*Required work*: Filter the entries for the word "牢记使命". Copy each line in which it occurs.

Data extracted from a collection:
+++
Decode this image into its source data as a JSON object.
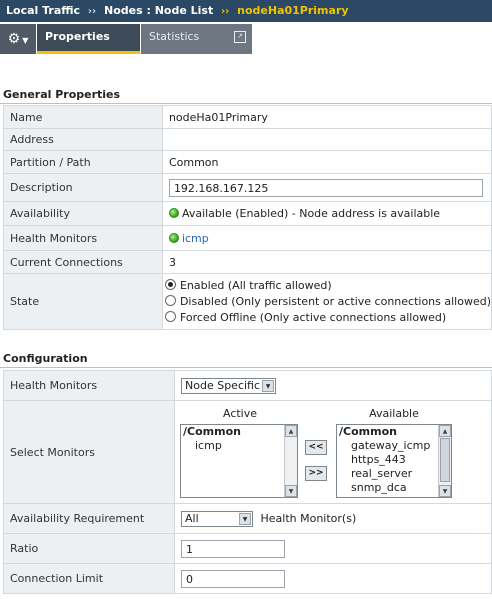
{
  "breadcrumb": {
    "part1": "Local Traffic",
    "sep1": "››",
    "part2": "Nodes : Node List",
    "sep2": "››",
    "part3": "nodeHa01Primary"
  },
  "tabs": {
    "properties": "Properties",
    "statistics": "Statistics"
  },
  "general": {
    "title": "General Properties",
    "rows": {
      "name_label": "Name",
      "name_value": "nodeHa01Primary",
      "address_label": "Address",
      "address_value": "",
      "partition_label": "Partition / Path",
      "partition_value": "Common",
      "description_label": "Description",
      "description_value": "192.168.167.125",
      "availability_label": "Availability",
      "availability_value": "Available (Enabled) - Node address is available",
      "health_label": "Health Monitors",
      "health_value": "icmp",
      "connections_label": "Current Connections",
      "connections_value": "3",
      "state_label": "State",
      "state_options": [
        "Enabled (All traffic allowed)",
        "Disabled (Only persistent or active connections allowed)",
        "Forced Offline (Only active connections allowed)"
      ],
      "state_selected": 0
    }
  },
  "configuration": {
    "title": "Configuration",
    "health_label": "Health Monitors",
    "health_select": "Node Specific",
    "select_monitors_label": "Select Monitors",
    "active_header": "Active",
    "available_header": "Available",
    "active_items": [
      "/Common",
      "icmp"
    ],
    "available_items": [
      "/Common",
      "gateway_icmp",
      "https_443",
      "real_server",
      "snmp_dca"
    ],
    "move_left": "<<",
    "move_right": ">>",
    "avail_req_label": "Availability Requirement",
    "avail_req_select": "All",
    "avail_req_suffix": "Health Monitor(s)",
    "ratio_label": "Ratio",
    "ratio_value": "1",
    "conn_limit_label": "Connection Limit",
    "conn_limit_value": "0"
  },
  "icons": {
    "gear": "gear-icon",
    "popout": "popout-icon",
    "status": "green-status-dot-icon"
  },
  "colors": {
    "topbar": "#2b4864",
    "accent": "#f2c300",
    "link": "#2a63b7",
    "status_green": "#2da11b"
  }
}
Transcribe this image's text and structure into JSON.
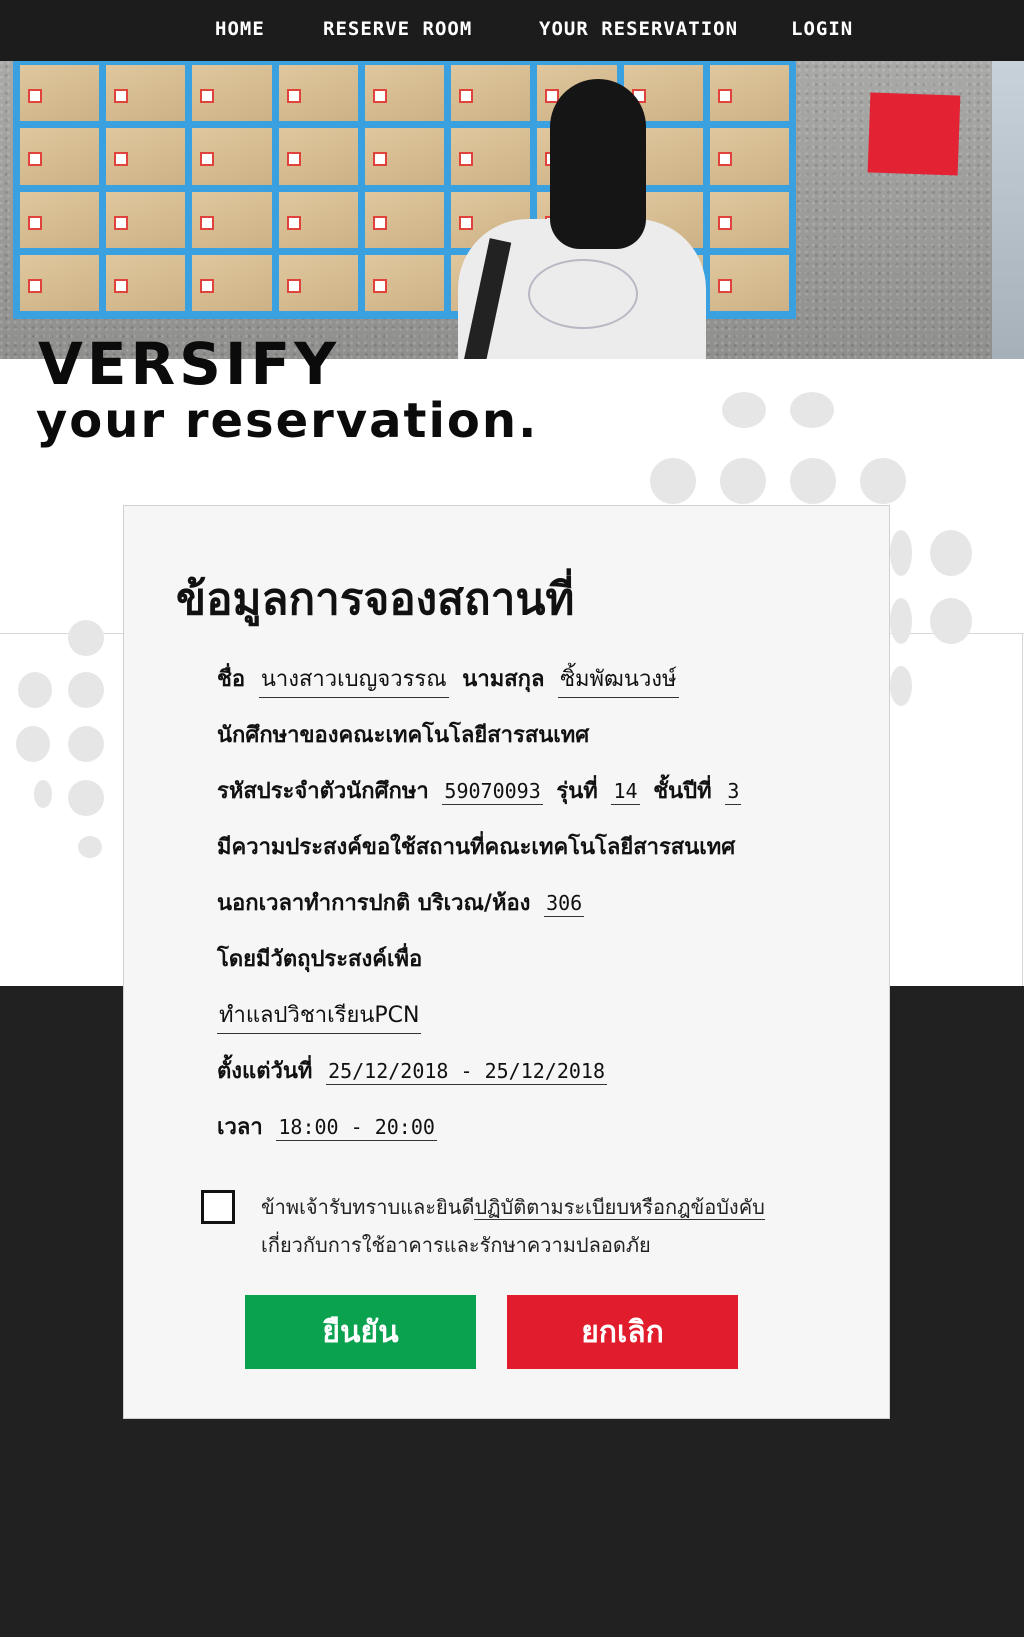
{
  "nav": {
    "items": [
      {
        "label": "HOME"
      },
      {
        "label": "RESERVE ROOM"
      },
      {
        "label": "YOUR RESERVATION"
      },
      {
        "label": "LOGIN"
      }
    ]
  },
  "hero": {
    "heading_line1": "VERSIFY",
    "heading_line2": "your reservation."
  },
  "card": {
    "title": "ข้อมูลการจองสถานที่",
    "name_label": "ชื่อ",
    "first_name": "นางสาวเบญจวรรณ",
    "surname_label": "นามสกุล",
    "surname": "ซิ้มพัฒนวงษ์",
    "faculty_line": "นักศึกษาของคณะเทคโนโลยีสารสนเทศ",
    "student_id_label": "รหัสประจำตัวนักศึกษา",
    "student_id": "59070093",
    "generation_label": "รุ่นที่",
    "generation": "14",
    "year_label": "ชั้นปีที่",
    "year": "3",
    "intent_line": "มีความประสงค์ขอใช้สถานที่คณะเทคโนโลยีสารสนเทศ",
    "room_label": "นอกเวลาทำการปกติ บริเวณ/ห้อง",
    "room": "306",
    "purpose_label": "โดยมีวัตถุประสงค์เพื่อ",
    "purpose": "ทำแลปวิชาเรียนPCN",
    "date_label": "ตั้งแต่วันที่",
    "date_range": "25/12/2018 - 25/12/2018",
    "time_label": "เวลา",
    "time_range": "18:00 - 20:00",
    "agree_prefix": "ข้าพเจ้ารับทราบและยินดี",
    "agree_link": "ปฏิบัติตามระเบียบหรือกฎข้อบังคับ",
    "agree_suffix": "เกี่ยวกับการใช้อาคารและรักษาความปลอดภัย",
    "agree_checked": false,
    "confirm_label": "ยืนยัน",
    "cancel_label": "ยกเลิก"
  },
  "colors": {
    "nav_bg": "#1c1c1c",
    "confirm": "#0ba24f",
    "cancel": "#e11c2c",
    "dark_band": "#212121"
  }
}
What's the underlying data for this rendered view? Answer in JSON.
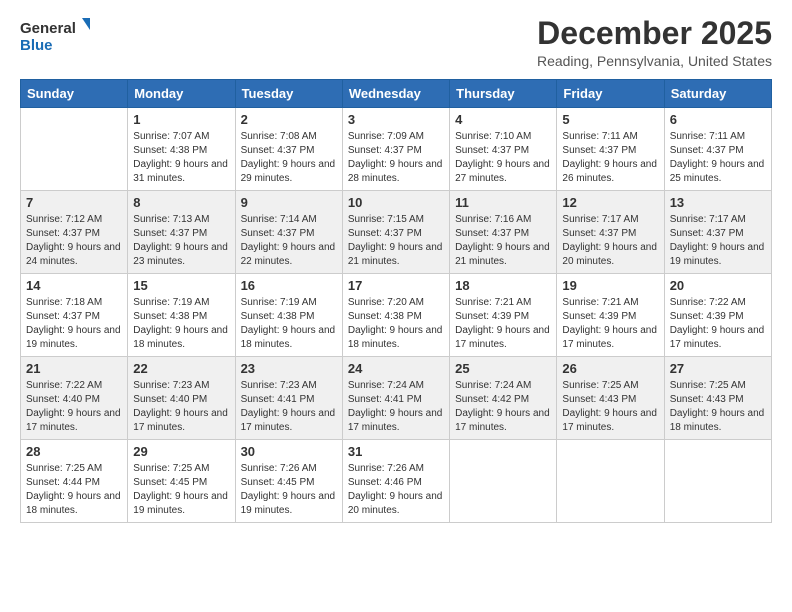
{
  "logo": {
    "line1": "General",
    "line2": "Blue"
  },
  "title": "December 2025",
  "location": "Reading, Pennsylvania, United States",
  "days_of_week": [
    "Sunday",
    "Monday",
    "Tuesday",
    "Wednesday",
    "Thursday",
    "Friday",
    "Saturday"
  ],
  "weeks": [
    [
      {
        "day": "",
        "sunrise": "",
        "sunset": "",
        "daylight": ""
      },
      {
        "day": "1",
        "sunrise": "Sunrise: 7:07 AM",
        "sunset": "Sunset: 4:38 PM",
        "daylight": "Daylight: 9 hours and 31 minutes."
      },
      {
        "day": "2",
        "sunrise": "Sunrise: 7:08 AM",
        "sunset": "Sunset: 4:37 PM",
        "daylight": "Daylight: 9 hours and 29 minutes."
      },
      {
        "day": "3",
        "sunrise": "Sunrise: 7:09 AM",
        "sunset": "Sunset: 4:37 PM",
        "daylight": "Daylight: 9 hours and 28 minutes."
      },
      {
        "day": "4",
        "sunrise": "Sunrise: 7:10 AM",
        "sunset": "Sunset: 4:37 PM",
        "daylight": "Daylight: 9 hours and 27 minutes."
      },
      {
        "day": "5",
        "sunrise": "Sunrise: 7:11 AM",
        "sunset": "Sunset: 4:37 PM",
        "daylight": "Daylight: 9 hours and 26 minutes."
      },
      {
        "day": "6",
        "sunrise": "Sunrise: 7:11 AM",
        "sunset": "Sunset: 4:37 PM",
        "daylight": "Daylight: 9 hours and 25 minutes."
      }
    ],
    [
      {
        "day": "7",
        "sunrise": "Sunrise: 7:12 AM",
        "sunset": "Sunset: 4:37 PM",
        "daylight": "Daylight: 9 hours and 24 minutes."
      },
      {
        "day": "8",
        "sunrise": "Sunrise: 7:13 AM",
        "sunset": "Sunset: 4:37 PM",
        "daylight": "Daylight: 9 hours and 23 minutes."
      },
      {
        "day": "9",
        "sunrise": "Sunrise: 7:14 AM",
        "sunset": "Sunset: 4:37 PM",
        "daylight": "Daylight: 9 hours and 22 minutes."
      },
      {
        "day": "10",
        "sunrise": "Sunrise: 7:15 AM",
        "sunset": "Sunset: 4:37 PM",
        "daylight": "Daylight: 9 hours and 21 minutes."
      },
      {
        "day": "11",
        "sunrise": "Sunrise: 7:16 AM",
        "sunset": "Sunset: 4:37 PM",
        "daylight": "Daylight: 9 hours and 21 minutes."
      },
      {
        "day": "12",
        "sunrise": "Sunrise: 7:17 AM",
        "sunset": "Sunset: 4:37 PM",
        "daylight": "Daylight: 9 hours and 20 minutes."
      },
      {
        "day": "13",
        "sunrise": "Sunrise: 7:17 AM",
        "sunset": "Sunset: 4:37 PM",
        "daylight": "Daylight: 9 hours and 19 minutes."
      }
    ],
    [
      {
        "day": "14",
        "sunrise": "Sunrise: 7:18 AM",
        "sunset": "Sunset: 4:37 PM",
        "daylight": "Daylight: 9 hours and 19 minutes."
      },
      {
        "day": "15",
        "sunrise": "Sunrise: 7:19 AM",
        "sunset": "Sunset: 4:38 PM",
        "daylight": "Daylight: 9 hours and 18 minutes."
      },
      {
        "day": "16",
        "sunrise": "Sunrise: 7:19 AM",
        "sunset": "Sunset: 4:38 PM",
        "daylight": "Daylight: 9 hours and 18 minutes."
      },
      {
        "day": "17",
        "sunrise": "Sunrise: 7:20 AM",
        "sunset": "Sunset: 4:38 PM",
        "daylight": "Daylight: 9 hours and 18 minutes."
      },
      {
        "day": "18",
        "sunrise": "Sunrise: 7:21 AM",
        "sunset": "Sunset: 4:39 PM",
        "daylight": "Daylight: 9 hours and 17 minutes."
      },
      {
        "day": "19",
        "sunrise": "Sunrise: 7:21 AM",
        "sunset": "Sunset: 4:39 PM",
        "daylight": "Daylight: 9 hours and 17 minutes."
      },
      {
        "day": "20",
        "sunrise": "Sunrise: 7:22 AM",
        "sunset": "Sunset: 4:39 PM",
        "daylight": "Daylight: 9 hours and 17 minutes."
      }
    ],
    [
      {
        "day": "21",
        "sunrise": "Sunrise: 7:22 AM",
        "sunset": "Sunset: 4:40 PM",
        "daylight": "Daylight: 9 hours and 17 minutes."
      },
      {
        "day": "22",
        "sunrise": "Sunrise: 7:23 AM",
        "sunset": "Sunset: 4:40 PM",
        "daylight": "Daylight: 9 hours and 17 minutes."
      },
      {
        "day": "23",
        "sunrise": "Sunrise: 7:23 AM",
        "sunset": "Sunset: 4:41 PM",
        "daylight": "Daylight: 9 hours and 17 minutes."
      },
      {
        "day": "24",
        "sunrise": "Sunrise: 7:24 AM",
        "sunset": "Sunset: 4:41 PM",
        "daylight": "Daylight: 9 hours and 17 minutes."
      },
      {
        "day": "25",
        "sunrise": "Sunrise: 7:24 AM",
        "sunset": "Sunset: 4:42 PM",
        "daylight": "Daylight: 9 hours and 17 minutes."
      },
      {
        "day": "26",
        "sunrise": "Sunrise: 7:25 AM",
        "sunset": "Sunset: 4:43 PM",
        "daylight": "Daylight: 9 hours and 17 minutes."
      },
      {
        "day": "27",
        "sunrise": "Sunrise: 7:25 AM",
        "sunset": "Sunset: 4:43 PM",
        "daylight": "Daylight: 9 hours and 18 minutes."
      }
    ],
    [
      {
        "day": "28",
        "sunrise": "Sunrise: 7:25 AM",
        "sunset": "Sunset: 4:44 PM",
        "daylight": "Daylight: 9 hours and 18 minutes."
      },
      {
        "day": "29",
        "sunrise": "Sunrise: 7:25 AM",
        "sunset": "Sunset: 4:45 PM",
        "daylight": "Daylight: 9 hours and 19 minutes."
      },
      {
        "day": "30",
        "sunrise": "Sunrise: 7:26 AM",
        "sunset": "Sunset: 4:45 PM",
        "daylight": "Daylight: 9 hours and 19 minutes."
      },
      {
        "day": "31",
        "sunrise": "Sunrise: 7:26 AM",
        "sunset": "Sunset: 4:46 PM",
        "daylight": "Daylight: 9 hours and 20 minutes."
      },
      {
        "day": "",
        "sunrise": "",
        "sunset": "",
        "daylight": ""
      },
      {
        "day": "",
        "sunrise": "",
        "sunset": "",
        "daylight": ""
      },
      {
        "day": "",
        "sunrise": "",
        "sunset": "",
        "daylight": ""
      }
    ]
  ]
}
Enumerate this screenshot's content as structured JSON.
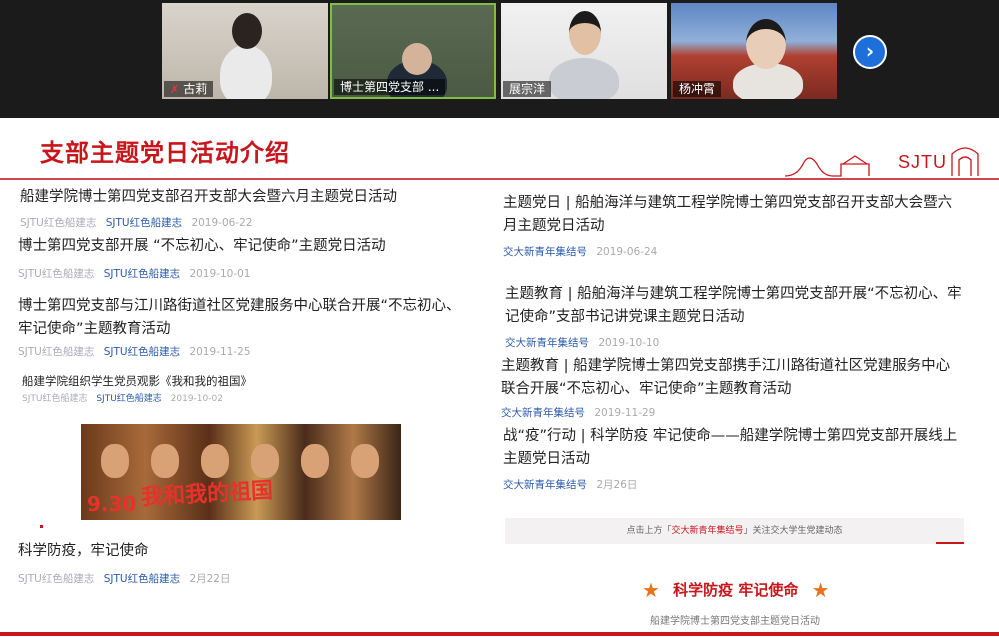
{
  "participants": [
    {
      "name": "古莉",
      "muted": true
    },
    {
      "name": "博士第四党支部 ...",
      "muted": false,
      "active": true
    },
    {
      "name": "展宗洋",
      "muted": false
    },
    {
      "name": "杨冲霄",
      "muted": false
    }
  ],
  "next_page_glyph": "›",
  "slide": {
    "title": "支部主题党日活动介绍",
    "logo_text": "SJTU"
  },
  "left_articles": [
    {
      "title": "船建学院博士第四党支部召开支部大会暨六月主题党日活动",
      "src1": "SJTU红色船建志",
      "src2": "SJTU红色船建志",
      "date": "2019-06-22"
    },
    {
      "title": "博士第四党支部开展 “不忘初心、牢记使命”主题党日活动",
      "src1": "SJTU红色船建志",
      "src2": "SJTU红色船建志",
      "date": "2019-10-01"
    },
    {
      "title": "博士第四党支部与江川路街道社区党建服务中心联合开展“不忘初心、牢记使命”主题教育活动",
      "src1": "SJTU红色船建志",
      "src2": "SJTU红色船建志",
      "date": "2019-11-25"
    },
    {
      "title": "船建学院组织学生党员观影《我和我的祖国》",
      "src1": "SJTU红色船建志",
      "src2": "SJTU红色船建志",
      "date": "2019-10-02"
    },
    {
      "title": "科学防疫，牢记使命",
      "src1": "SJTU红色船建志",
      "src2": "SJTU红色船建志",
      "date": "2月22日"
    }
  ],
  "poster": {
    "title": "我和我的祖国",
    "date": "9.30"
  },
  "right_articles": [
    {
      "title": "主题党日 | 船舶海洋与建筑工程学院博士第四党支部召开支部大会暨六月主题党日活动",
      "src": "交大新青年集结号",
      "date": "2019-06-24"
    },
    {
      "title": "主题教育 | 船舶海洋与建筑工程学院博士第四党支部开展“不忘初心、牢记使命”支部书记讲党课主题党日活动",
      "src": "交大新青年集结号",
      "date": "2019-10-10"
    },
    {
      "title": "主题教育 | 船建学院博士第四党支部携手江川路街道社区党建服务中心 联合开展“不忘初心、牢记使命”主题教育活动",
      "src": "交大新青年集结号",
      "date": "2019-11-29"
    },
    {
      "title": "战“疫”行动 | 科学防疫 牢记使命——船建学院博士第四党支部开展线上主题党日活动",
      "src": "交大新青年集结号",
      "date": "2月26日"
    }
  ],
  "banner": {
    "pre": "点击上方「",
    "highlight": "交大新青年集结号",
    "post": "」关注交大学生党建动态"
  },
  "footer": {
    "title": "科学防疫 牢记使命",
    "star": "★",
    "subtitle": "船建学院博士第四党支部主题党日活动"
  },
  "colors": {
    "brand_red": "#c8161d",
    "link_blue": "#2a5aa8",
    "star_orange": "#e8731d"
  }
}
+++
*Response for this exercise*:
      "title": "博士第四党支部开展 “不忘初心、牢记使命”主题党日活动",
      "title": "博士第四党支部与江川路街道社区党建服务中心联合开展“不忘初心、牢记使命”主题教育活动",
      "title": "科学防疫，牢记使命",
      "title": "主题教育 | 船舶海洋与建筑工程学院博士第四党支部开展“不忘初心、牢记使命”支部书记讲党课主题党日活动",
      "title": "主题教育 | 船建学院博士第四党支部携手江川路街道社区党建服务中心 联合开展“不忘初心、牢记使命”主题教育活动",
      "title": "战“疫”行动 | 科学防疫 牢记使命——船建学院博士第四党支部开展线上主题党日活动",
    "title": "科学防疫 牢记使命",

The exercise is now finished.